[YOUR TASK]: Gather each line in the entries that includes the string "password".

[RECORDS FOR THE TASK]:
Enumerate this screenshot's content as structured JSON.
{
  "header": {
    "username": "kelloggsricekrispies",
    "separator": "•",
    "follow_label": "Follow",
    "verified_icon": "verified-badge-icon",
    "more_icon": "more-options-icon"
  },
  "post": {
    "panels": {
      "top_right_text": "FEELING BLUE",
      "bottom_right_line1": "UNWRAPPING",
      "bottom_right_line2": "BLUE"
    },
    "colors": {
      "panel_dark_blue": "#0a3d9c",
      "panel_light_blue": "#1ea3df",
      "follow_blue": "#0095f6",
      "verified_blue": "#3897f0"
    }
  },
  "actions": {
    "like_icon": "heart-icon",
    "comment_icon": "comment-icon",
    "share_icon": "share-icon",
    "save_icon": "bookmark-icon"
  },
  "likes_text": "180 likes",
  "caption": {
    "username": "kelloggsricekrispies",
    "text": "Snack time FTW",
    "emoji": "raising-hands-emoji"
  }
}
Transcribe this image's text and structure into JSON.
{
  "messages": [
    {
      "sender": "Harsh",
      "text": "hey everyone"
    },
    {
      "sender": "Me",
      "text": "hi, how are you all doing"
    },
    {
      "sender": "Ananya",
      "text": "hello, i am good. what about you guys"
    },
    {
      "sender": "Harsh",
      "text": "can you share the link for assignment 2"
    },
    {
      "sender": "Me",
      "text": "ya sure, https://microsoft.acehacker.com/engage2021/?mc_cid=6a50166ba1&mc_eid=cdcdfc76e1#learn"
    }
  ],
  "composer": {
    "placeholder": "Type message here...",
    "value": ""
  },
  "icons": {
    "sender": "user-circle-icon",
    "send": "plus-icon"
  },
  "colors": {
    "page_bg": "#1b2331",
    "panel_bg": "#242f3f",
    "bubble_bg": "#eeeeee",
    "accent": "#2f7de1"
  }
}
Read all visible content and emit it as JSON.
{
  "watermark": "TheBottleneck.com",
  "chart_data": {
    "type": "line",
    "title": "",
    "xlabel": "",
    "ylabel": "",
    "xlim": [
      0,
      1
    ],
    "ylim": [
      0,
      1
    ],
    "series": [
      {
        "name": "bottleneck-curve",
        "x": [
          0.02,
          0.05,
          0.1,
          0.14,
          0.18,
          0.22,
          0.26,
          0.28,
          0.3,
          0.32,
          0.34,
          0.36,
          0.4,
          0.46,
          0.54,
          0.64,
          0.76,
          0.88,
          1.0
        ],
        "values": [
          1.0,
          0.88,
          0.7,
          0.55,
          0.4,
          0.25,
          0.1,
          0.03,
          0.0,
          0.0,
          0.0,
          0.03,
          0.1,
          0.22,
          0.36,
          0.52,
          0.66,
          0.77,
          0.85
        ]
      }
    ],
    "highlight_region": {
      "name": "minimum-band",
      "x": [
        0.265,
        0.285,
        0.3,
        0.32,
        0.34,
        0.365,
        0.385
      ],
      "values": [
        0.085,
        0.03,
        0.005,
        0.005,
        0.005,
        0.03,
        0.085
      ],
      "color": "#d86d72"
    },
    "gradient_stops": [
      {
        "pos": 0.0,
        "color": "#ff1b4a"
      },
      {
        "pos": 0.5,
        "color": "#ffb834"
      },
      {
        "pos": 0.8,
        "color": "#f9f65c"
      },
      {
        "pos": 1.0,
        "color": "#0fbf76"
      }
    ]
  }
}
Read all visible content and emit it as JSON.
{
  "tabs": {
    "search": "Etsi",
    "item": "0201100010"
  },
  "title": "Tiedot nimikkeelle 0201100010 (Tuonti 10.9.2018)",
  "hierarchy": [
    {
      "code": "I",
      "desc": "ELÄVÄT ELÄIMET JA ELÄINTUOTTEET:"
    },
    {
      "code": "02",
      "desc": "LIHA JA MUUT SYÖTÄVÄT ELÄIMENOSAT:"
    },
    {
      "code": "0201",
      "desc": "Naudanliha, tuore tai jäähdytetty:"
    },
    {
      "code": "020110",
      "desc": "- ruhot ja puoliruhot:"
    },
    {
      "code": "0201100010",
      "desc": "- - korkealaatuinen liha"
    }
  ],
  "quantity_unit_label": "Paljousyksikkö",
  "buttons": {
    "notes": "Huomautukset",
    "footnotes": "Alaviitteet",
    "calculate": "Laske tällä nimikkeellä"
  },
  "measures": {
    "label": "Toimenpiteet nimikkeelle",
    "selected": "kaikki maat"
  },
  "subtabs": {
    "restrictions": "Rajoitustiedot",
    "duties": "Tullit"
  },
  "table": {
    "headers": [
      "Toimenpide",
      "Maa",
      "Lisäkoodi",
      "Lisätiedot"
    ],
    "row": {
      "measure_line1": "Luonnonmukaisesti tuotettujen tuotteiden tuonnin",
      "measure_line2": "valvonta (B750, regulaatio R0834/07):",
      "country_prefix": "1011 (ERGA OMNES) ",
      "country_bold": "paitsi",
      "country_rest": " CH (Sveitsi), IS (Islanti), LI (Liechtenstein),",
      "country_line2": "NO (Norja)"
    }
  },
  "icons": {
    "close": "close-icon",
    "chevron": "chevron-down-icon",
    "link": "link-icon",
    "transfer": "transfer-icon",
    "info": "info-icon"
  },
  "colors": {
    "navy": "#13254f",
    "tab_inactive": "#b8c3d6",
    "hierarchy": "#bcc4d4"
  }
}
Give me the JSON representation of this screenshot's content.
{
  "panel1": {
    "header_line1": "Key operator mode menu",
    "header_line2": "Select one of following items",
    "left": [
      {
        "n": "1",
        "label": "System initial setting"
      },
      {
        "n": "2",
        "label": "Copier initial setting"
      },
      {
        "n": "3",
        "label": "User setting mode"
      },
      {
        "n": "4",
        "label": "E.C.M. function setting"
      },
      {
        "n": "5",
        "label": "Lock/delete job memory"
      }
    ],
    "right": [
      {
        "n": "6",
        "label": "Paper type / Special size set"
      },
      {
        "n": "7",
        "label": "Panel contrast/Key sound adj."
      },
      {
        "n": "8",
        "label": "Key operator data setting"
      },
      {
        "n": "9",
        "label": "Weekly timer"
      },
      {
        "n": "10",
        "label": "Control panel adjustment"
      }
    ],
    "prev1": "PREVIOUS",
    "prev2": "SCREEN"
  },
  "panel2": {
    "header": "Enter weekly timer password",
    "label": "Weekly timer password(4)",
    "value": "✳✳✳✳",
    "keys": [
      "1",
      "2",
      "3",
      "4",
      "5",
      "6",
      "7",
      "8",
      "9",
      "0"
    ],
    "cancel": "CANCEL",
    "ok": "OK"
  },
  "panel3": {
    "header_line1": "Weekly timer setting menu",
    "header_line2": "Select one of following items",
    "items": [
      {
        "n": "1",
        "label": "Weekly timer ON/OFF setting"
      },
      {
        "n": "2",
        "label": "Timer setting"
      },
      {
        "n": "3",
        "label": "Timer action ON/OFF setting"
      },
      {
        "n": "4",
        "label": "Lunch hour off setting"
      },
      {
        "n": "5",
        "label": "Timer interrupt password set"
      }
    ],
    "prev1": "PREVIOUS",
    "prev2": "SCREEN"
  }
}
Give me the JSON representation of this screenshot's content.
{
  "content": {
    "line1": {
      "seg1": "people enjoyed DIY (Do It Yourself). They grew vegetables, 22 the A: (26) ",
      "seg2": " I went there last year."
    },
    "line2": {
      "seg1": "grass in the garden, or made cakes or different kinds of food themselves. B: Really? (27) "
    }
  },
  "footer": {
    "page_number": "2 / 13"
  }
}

[ANSWER SPACE]:
    "header": "Enter weekly timer password",
    "label": "Weekly timer password(4)",
        "label": "Timer interrupt password set"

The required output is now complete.